Students reveal what the media doesn’t show about Muslim Americans
By Sean Minton
Alaa Ibrahim spends most of her free time at school socializing and relaxing with her friends in the Student Center. Never could she have thought that her peaceful time could turn into a battleground of hate.
Ibrahim is like any other teenager her age. She loves to dance, sing, swim, free-write and socialize. “Socializing with people makes my day,” said Ibrahim. However, her encounter with another student did not make her day, but instead ruined it.
One day in the Student Center, Ibrahim had a run-in with a student who happened to be an acquaintance. He harassed her by throwing pork at her over her Islamic religion. She later told him that if he continued to harass her, she would get the police involved.
The scenario described is considered a hate crime. Many Muslim women are easy targets for incidents like this because of the headscarf they wear. “Even though we dress differently, wearing a scarf does not mean that we are threatening your life. We are actually really nice people and exactly like anyone else,” said Ibrahim.

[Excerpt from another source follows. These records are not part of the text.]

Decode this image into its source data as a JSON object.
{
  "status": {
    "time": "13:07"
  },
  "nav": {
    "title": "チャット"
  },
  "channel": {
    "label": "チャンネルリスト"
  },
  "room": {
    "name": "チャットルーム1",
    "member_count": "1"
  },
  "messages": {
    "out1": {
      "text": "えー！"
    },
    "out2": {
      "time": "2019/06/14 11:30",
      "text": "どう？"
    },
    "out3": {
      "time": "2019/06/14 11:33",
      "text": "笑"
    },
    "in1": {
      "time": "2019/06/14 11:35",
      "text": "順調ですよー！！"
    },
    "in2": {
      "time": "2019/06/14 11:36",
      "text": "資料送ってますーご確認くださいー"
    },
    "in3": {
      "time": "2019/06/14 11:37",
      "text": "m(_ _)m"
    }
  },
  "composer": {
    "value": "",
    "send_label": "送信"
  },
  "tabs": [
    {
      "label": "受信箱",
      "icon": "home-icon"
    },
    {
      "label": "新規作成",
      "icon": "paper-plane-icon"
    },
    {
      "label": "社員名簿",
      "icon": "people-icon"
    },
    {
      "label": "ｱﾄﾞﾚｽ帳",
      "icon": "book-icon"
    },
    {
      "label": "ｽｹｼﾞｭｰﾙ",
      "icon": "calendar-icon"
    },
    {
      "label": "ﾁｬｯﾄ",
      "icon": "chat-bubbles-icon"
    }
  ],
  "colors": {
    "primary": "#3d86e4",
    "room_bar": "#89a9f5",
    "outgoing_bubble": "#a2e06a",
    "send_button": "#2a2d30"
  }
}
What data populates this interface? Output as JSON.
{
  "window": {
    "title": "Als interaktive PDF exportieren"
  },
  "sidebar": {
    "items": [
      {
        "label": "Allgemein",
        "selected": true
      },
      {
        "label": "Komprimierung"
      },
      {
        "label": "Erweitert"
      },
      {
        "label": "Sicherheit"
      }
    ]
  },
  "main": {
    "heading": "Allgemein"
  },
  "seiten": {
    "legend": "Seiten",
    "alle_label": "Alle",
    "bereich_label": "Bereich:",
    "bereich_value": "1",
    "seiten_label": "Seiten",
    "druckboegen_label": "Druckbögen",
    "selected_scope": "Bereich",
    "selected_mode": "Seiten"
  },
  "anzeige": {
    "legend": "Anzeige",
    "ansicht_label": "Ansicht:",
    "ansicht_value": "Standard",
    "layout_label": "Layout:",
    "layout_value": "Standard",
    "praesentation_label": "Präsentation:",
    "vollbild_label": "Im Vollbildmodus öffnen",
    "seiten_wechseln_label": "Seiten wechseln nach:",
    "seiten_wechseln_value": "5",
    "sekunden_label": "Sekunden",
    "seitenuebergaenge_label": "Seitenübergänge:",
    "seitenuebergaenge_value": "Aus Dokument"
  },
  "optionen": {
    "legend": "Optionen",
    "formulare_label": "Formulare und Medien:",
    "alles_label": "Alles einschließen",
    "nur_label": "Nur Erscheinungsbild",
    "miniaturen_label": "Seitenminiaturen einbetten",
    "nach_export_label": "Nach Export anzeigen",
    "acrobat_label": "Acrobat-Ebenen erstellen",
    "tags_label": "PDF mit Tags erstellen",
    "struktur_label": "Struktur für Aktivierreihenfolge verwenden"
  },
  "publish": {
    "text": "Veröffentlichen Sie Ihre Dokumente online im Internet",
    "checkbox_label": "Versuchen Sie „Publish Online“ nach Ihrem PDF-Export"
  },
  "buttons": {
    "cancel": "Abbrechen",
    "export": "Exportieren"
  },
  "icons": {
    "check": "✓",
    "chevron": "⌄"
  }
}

Since Muslim women are an easy target for hate, many of them fear for their safety. “I used to feel safe in public, but now it’s like I cannot even leave my house,” said Ibrahim.
18-year-old Muslim American student Adam Kader is not easily targeted like Muslim women, but he still has concerns for their safety. “I don’t really look Muslim because the men don’t wear anything like the headscarf, so I don’t worry about myself, but in public I worry for my mom. When she and my sister go out, I don’t know what is going to happen to them or what to expect,” said Kader
The harassment is not only at school. It is more common for criticism to occur for these teenagers outside of the learning environment. “Usually, most of the racist remarks come from older generations, but they aren’t to blame because they grew up in a different time,” said 18-year-old Sarra Krichi. However, Krichi feels that racism is not inherited, it is taught.
These teenagers have concerns for their well-being, and they hope for change. The best way for change is to educate other Americans on what Islam is. Islamic extremists do not represent Muslims the same as the Klu Klux Klan does not represent Christians.
“We are not what the media shows us as. We are normal people with a different religion. The people you see off the media aren’t Muslims. One of the major sins in the Quran is killing another,” said Kader.
All three students agreed that some of the misconceptions about Muslims and Islam stem from what the media displays. The major one is assuming that all Muslims are a threat.
According to the Huffington Post, “the average American is more likely to be crushed to death by their couch or television than they are to be killed by a Muslim.” Based on that fact, the real enemy in America may be household items rather than Muslims.
This country is a melting pot full of millions of different citizens. “When people see my headscarf, they automatically assume I’m not from here. I was born and raised in Pensacola,” said Krichi.
As much as some do not want to face the facts, these students would like to get their message across any way they can. “I would really enjoy for a gathering so people can come together and learn about Islam because people don’t know about Islam. I just want people to treat us like humans and with respect. If I treat you with respect I deserve that respect back,” said Ibrahim
Hank Shiran, campus Chief of Police has advice for anyone experiencing harassment. “Report it to the campus police department. The college has a policy which states that it will not tolerate harassment based on race, color, creed or sexual orientation, and we totally support that.”
If you are being harassed or stalked, it is serious. If you call us, we’ll look into it. We will do an investigation and see what we can find out because the college is not going to tolerate harassment, and the law enforcement is not going to tolerate it,” said Shirah.
If one experiences an altercation like this or knows someone who is facing discrimination because of his or her religion, they should seek justice instead of ignoring the problem.
An organization that Muslims can use to seek help is the Council on American-Islamic Relations (CAIR). They help protect civil liberties and promote an understanding of Islam. More information on CAIR can be reached on their website at cair.com.